### Assigned task
Locate every line in the records below that holds the word "count" and return each one.

Web page and app entries
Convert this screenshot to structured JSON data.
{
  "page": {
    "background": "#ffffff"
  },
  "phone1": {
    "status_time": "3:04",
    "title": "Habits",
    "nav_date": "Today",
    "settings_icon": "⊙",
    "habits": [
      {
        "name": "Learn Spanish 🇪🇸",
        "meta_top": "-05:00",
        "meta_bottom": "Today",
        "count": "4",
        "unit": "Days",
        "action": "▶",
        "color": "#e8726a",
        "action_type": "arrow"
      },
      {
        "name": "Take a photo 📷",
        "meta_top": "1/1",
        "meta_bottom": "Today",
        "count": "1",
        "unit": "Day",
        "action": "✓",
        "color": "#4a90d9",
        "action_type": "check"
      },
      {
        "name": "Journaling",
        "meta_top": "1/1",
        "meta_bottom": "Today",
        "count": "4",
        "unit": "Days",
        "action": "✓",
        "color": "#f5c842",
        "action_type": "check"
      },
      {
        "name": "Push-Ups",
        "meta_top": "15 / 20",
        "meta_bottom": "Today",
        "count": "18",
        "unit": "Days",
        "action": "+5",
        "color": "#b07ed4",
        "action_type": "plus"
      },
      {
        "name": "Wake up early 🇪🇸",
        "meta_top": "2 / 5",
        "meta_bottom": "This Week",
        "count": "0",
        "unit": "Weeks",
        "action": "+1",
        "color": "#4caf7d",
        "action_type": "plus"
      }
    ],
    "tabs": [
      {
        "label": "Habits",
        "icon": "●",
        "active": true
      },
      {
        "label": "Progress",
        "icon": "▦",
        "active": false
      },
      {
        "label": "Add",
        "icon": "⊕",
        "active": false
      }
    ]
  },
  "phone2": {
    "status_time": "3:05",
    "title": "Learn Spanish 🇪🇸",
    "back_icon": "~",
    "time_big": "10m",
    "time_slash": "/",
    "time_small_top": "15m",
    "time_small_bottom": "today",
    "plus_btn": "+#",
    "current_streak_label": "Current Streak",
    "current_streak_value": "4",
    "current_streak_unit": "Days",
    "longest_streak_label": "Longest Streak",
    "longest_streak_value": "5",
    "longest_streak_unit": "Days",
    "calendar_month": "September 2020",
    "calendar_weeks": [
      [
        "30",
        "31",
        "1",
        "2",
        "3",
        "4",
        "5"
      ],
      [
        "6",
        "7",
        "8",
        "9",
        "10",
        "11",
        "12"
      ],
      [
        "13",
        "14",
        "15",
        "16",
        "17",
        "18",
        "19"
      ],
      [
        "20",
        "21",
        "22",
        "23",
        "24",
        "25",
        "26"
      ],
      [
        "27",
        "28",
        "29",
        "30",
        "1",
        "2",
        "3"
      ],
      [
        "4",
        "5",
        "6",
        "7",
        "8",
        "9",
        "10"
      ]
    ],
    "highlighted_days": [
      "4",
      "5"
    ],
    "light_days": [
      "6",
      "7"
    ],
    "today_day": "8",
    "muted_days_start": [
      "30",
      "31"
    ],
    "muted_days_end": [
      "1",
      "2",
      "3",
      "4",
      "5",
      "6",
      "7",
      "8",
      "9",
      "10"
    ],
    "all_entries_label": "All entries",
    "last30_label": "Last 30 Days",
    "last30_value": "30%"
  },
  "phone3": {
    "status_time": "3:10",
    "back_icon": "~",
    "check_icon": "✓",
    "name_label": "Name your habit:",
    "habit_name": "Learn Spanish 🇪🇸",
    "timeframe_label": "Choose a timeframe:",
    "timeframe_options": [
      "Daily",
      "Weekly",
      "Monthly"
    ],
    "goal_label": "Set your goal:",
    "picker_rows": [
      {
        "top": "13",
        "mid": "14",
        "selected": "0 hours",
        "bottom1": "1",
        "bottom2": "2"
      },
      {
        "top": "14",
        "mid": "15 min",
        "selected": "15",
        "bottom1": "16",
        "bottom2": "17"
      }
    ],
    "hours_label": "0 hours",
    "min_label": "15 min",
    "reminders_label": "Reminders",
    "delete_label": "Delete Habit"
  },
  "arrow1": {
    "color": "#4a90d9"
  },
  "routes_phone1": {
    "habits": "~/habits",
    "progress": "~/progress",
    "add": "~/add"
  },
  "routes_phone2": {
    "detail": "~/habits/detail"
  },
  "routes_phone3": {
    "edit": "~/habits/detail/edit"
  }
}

### Answer to the exercise
        "count": "4",
        "count": "1",
        "count": "4",
        "count": "18",
        "count": "0",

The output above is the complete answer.